#### Action item:
Could you filter the records below down to the lines that include the word "Business"?

#### Data for review:
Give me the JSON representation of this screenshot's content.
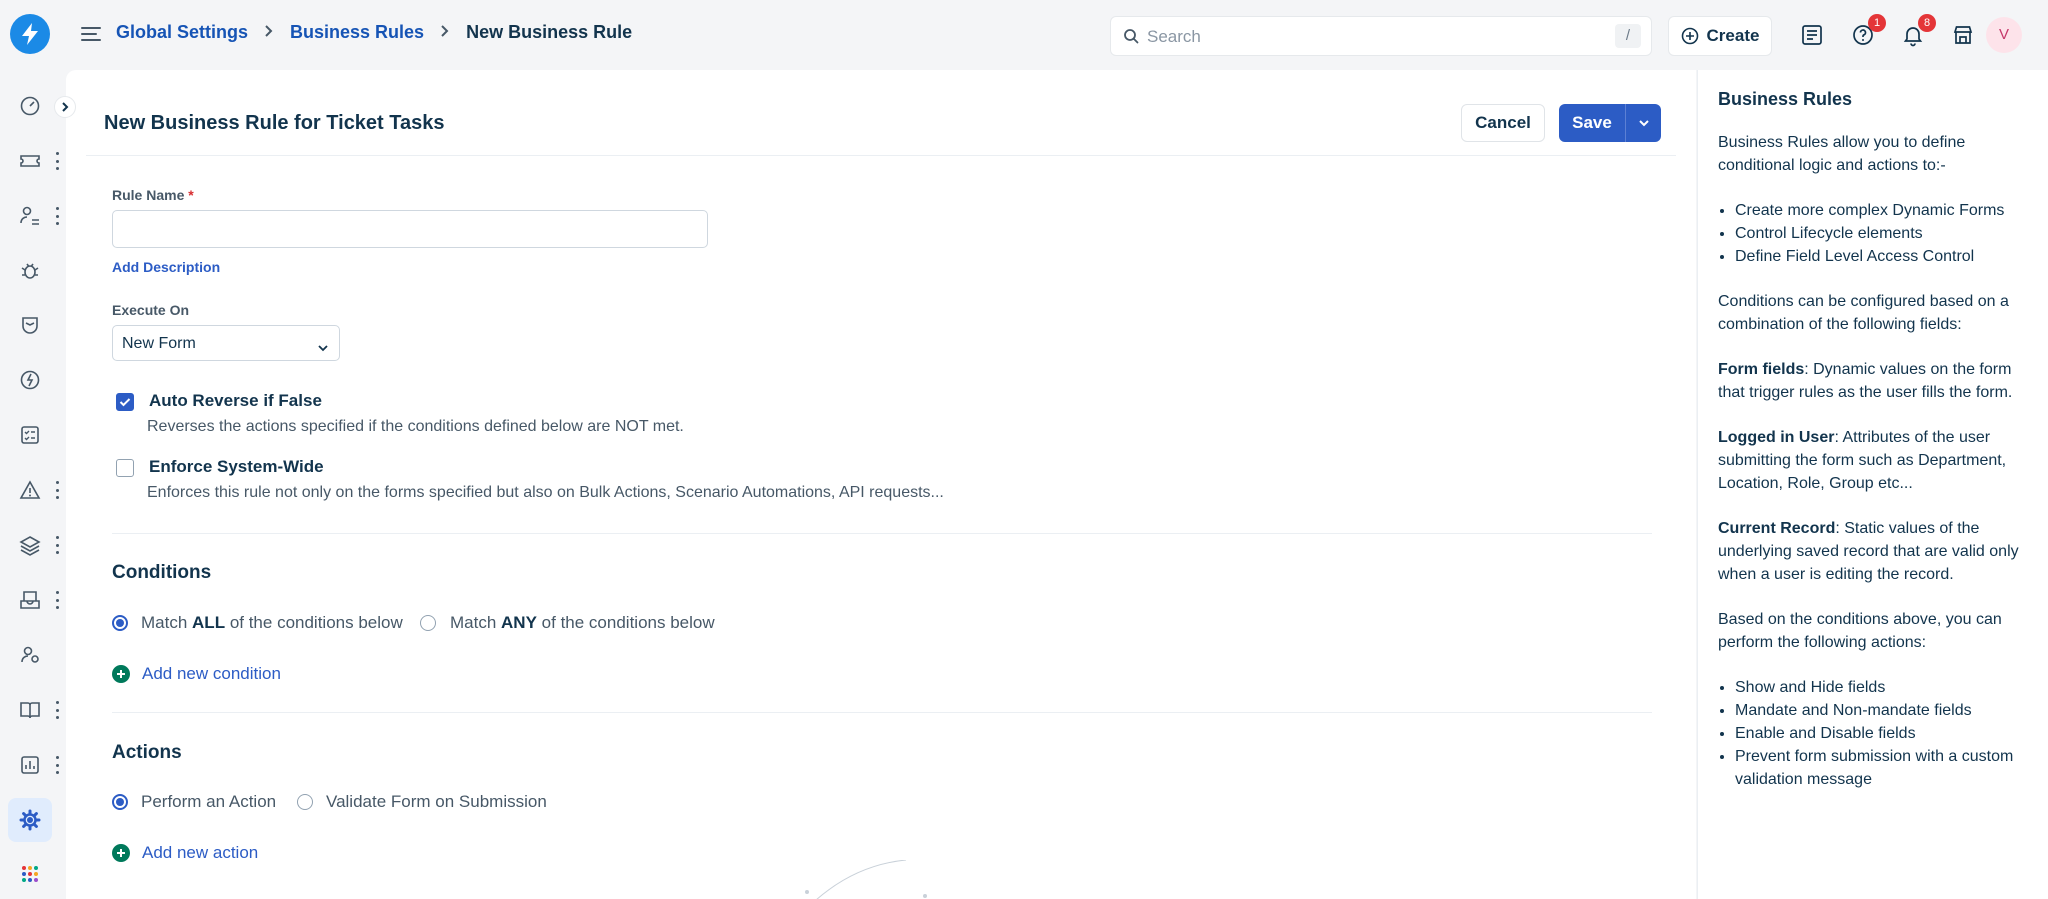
{
  "breadcrumb": {
    "item1": "Global Settings",
    "item2": "Business Rules",
    "current": "New Business Rule"
  },
  "search": {
    "placeholder": "Search",
    "shortcut": "/"
  },
  "header": {
    "create_label": "Create",
    "help_badge": "1",
    "notifications_badge": "8",
    "avatar_initial": "V"
  },
  "page": {
    "title": "New Business Rule for Ticket Tasks",
    "cancel_label": "Cancel",
    "save_label": "Save"
  },
  "form": {
    "rule_name_label": "Rule Name",
    "required_mark": "*",
    "rule_name_value": "",
    "add_description": "Add Description",
    "execute_on_label": "Execute On",
    "execute_on_value": "New Form",
    "auto_reverse_title": "Auto Reverse if False",
    "auto_reverse_desc": "Reverses the actions specified if the conditions defined below are NOT met.",
    "auto_reverse_checked": true,
    "enforce_title": "Enforce System-Wide",
    "enforce_desc": "Enforces this rule not only on the forms specified but also on Bulk Actions, Scenario Automations, API requests...",
    "enforce_checked": false
  },
  "conditions": {
    "title": "Conditions",
    "match_all_pre": "Match",
    "match_all_bold": "ALL",
    "match_all_post": "of the conditions below",
    "match_any_pre": "Match",
    "match_any_bold": "ANY",
    "match_any_post": "of the conditions below",
    "add_label": "Add new condition"
  },
  "actions": {
    "title": "Actions",
    "perform_label": "Perform an Action",
    "validate_label": "Validate Form on Submission",
    "add_label": "Add new action"
  },
  "help": {
    "title": "Business Rules",
    "intro": "Business Rules allow you to define conditional logic and actions to:-",
    "list1": [
      "Create more complex Dynamic Forms",
      "Control Lifecycle elements",
      "Define Field Level Access Control"
    ],
    "cond_intro": "Conditions can be configured based on a combination of the following fields:",
    "form_fields_bold": "Form fields",
    "form_fields_text": ": Dynamic values on the form that trigger rules as the user fills the form.",
    "logged_user_bold": "Logged in User",
    "logged_user_text": ": Attributes of the user submitting the form such as Department, Location, Role, Group etc...",
    "current_record_bold": "Current Record",
    "current_record_text": ": Static values of the underlying saved record that are valid only when a user is editing the record.",
    "actions_intro": "Based on the conditions above, you can perform the following actions:",
    "list2": [
      "Show and Hide fields",
      "Mandate and Non-mandate fields",
      "Enable and Disable fields",
      "Prevent form submission with a custom validation message"
    ]
  },
  "colors": {
    "brand": "#1b8ae6",
    "primary": "#2c5cc5",
    "link": "#1654b5",
    "add_icon": "#00795b",
    "badge": "#e43538"
  }
}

#### Your solution:
    "item2": "Business Rules",
    "current": "New Business Rule"
    "title": "New Business Rule for Ticket Tasks",
    "title": "Business Rules",
    "intro": "Business Rules allow you to define conditional logic and actions to:-",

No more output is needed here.